More heart-rending is the fact that the Commissioner of Police in Cross River, Mr. Austin Agbonlahor, has made himself readily available as a tool for political repression against the governor’s critics at a time when cult groups, bandits and kidnappers roam freely in Cross River. It has become imperative, therefore, to petition relevant entities to demand an investigation into the despicable role of Mr. Austin Agbonlahor in the continuous violation of Agba Jalingo’s fundamental rights.
Governor Ayade is just a public office holder, elected by Cross Riverians to oversee the running of the State for a period of four years that will expire in no time. Ayade is not and cannot be the owner of Cross River State. His office is therefore subject to public scrutiny, either by Cross Riverians or any concerned person(s). It is shocking to realize that a governor who rode to power on the back of democracy can have such a strong aversion to transparency and accountability, two of which are an integral part of any democratic society.

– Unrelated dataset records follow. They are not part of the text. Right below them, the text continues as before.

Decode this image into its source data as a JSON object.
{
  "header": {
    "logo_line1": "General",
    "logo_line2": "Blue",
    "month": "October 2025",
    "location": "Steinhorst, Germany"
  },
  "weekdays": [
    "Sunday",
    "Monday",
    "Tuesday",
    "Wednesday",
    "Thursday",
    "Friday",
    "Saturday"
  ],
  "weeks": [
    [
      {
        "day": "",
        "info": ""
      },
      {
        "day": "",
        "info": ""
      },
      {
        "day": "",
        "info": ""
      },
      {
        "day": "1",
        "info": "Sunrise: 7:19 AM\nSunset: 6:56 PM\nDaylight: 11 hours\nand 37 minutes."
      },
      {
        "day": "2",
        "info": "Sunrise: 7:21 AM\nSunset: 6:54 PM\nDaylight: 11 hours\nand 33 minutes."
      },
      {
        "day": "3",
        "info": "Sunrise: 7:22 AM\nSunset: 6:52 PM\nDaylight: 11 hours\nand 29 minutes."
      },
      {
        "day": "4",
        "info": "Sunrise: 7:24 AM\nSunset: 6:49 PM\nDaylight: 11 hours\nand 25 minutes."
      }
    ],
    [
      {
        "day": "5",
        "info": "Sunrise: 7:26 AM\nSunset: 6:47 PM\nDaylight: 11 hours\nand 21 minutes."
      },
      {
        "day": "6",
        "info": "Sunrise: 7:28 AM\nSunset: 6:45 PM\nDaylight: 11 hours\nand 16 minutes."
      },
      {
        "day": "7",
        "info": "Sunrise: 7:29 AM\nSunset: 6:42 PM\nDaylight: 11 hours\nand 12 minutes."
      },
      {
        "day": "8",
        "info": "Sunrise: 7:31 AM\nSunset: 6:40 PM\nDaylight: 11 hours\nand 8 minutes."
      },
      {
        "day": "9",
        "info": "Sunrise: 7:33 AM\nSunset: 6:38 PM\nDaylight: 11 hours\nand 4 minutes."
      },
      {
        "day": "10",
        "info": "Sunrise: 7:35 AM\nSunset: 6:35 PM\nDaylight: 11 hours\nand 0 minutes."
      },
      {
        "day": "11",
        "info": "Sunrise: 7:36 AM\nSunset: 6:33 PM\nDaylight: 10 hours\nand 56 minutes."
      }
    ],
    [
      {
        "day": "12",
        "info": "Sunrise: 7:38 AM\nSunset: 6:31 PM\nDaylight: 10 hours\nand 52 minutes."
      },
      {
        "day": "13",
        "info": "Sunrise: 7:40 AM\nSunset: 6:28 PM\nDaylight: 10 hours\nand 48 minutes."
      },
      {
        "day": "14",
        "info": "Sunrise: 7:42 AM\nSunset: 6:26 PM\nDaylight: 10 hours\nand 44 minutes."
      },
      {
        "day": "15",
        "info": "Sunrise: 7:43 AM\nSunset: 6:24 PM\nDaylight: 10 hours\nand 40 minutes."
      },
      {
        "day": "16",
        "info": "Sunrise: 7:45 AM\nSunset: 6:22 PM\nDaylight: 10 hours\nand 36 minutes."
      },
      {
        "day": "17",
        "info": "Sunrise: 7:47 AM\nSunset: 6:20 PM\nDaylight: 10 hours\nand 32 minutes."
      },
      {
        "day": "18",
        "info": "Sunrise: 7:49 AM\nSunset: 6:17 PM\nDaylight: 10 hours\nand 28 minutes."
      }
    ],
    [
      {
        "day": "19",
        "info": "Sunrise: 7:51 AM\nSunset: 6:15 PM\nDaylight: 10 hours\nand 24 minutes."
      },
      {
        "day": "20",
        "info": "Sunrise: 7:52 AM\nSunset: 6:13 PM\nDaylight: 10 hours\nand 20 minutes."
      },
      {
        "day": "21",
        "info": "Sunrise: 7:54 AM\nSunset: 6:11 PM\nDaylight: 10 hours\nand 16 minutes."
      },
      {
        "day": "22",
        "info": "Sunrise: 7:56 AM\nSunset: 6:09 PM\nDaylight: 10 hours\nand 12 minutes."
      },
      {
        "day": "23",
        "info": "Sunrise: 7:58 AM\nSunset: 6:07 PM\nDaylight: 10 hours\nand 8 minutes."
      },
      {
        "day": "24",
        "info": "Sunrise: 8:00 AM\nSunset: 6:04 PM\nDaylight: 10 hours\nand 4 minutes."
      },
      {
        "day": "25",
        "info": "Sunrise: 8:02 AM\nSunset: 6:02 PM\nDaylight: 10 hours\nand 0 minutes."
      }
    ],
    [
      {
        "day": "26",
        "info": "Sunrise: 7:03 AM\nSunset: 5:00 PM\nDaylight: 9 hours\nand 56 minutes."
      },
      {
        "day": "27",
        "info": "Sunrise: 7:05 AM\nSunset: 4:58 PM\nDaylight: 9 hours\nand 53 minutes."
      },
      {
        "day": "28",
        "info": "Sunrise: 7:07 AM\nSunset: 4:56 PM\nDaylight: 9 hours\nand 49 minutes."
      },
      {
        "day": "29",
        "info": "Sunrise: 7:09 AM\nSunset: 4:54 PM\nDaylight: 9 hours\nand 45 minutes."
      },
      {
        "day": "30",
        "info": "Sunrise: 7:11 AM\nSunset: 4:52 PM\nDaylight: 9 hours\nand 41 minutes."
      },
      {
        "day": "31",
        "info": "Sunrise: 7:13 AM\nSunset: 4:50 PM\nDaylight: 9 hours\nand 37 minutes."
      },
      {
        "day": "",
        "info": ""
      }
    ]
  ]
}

When Governor Ayade rose to power in May of 2015, I was excited and hoped that his administration stood out from his predecessors’ (and I still do). I went further in August of that year to author a treatise titled: “An Open Plea To Governor Ben Ayade”, through which I congratulated him and suggested steps he could take to emancipate our people from the firm clutches of poverty, illiteracy, and starvation. I equally detailed how corruption from previous administrations had impeded our progress and prosperity. But after three years into his reign, it became clear from the governor’s policies that the well-being of our people was at the backseat of his administration. It became inevitable to ask genuine questions at that point.
Nigerians and the world must also understand that, apart from being a journalist, Agba Jalingo is also the Chairman of the African Action Congress (AAC) in Cross River State. So, assuming without conceding that Agba Jalingo is not a journalist who is legally empowered by law to hold the government accountable, is it right for Governor Ayade to arrest and arbitrarily jail political opponents for criticizing his administration?
I urge fellow Cross Riverians to resist the rise of dictatorship in our state and continue to sue for good governance by demanding accountability and transparency from Ben Ayade and all elected public officers in the state. They should resort to lawful means, including holding peaceful protests to press home their demands.
In conclusion, Governor Ayade should with immediate effect direct for the release of Agba Jalingo from illegal detention and discard the bogus allegations of terrorism and the treasonable felony that have been concocted against him. Nigeria is a democratic nation and elected PUBLIC SERVANTS who are intolerant of dissenting views are unfit to be part of our democratic process. They should either resign or respect the rule of law.
I leave His Excellency, Governor, Professor, Sir Ben Ayade with these words: A wise leader does not silence his critics by unleashing state might against them, he silences them by confronting and addressing the cardinal issues they raise.
Elias Ozikpu is an activist, playwright, novelist, political commentator, polemicist, essayist, social justice crusader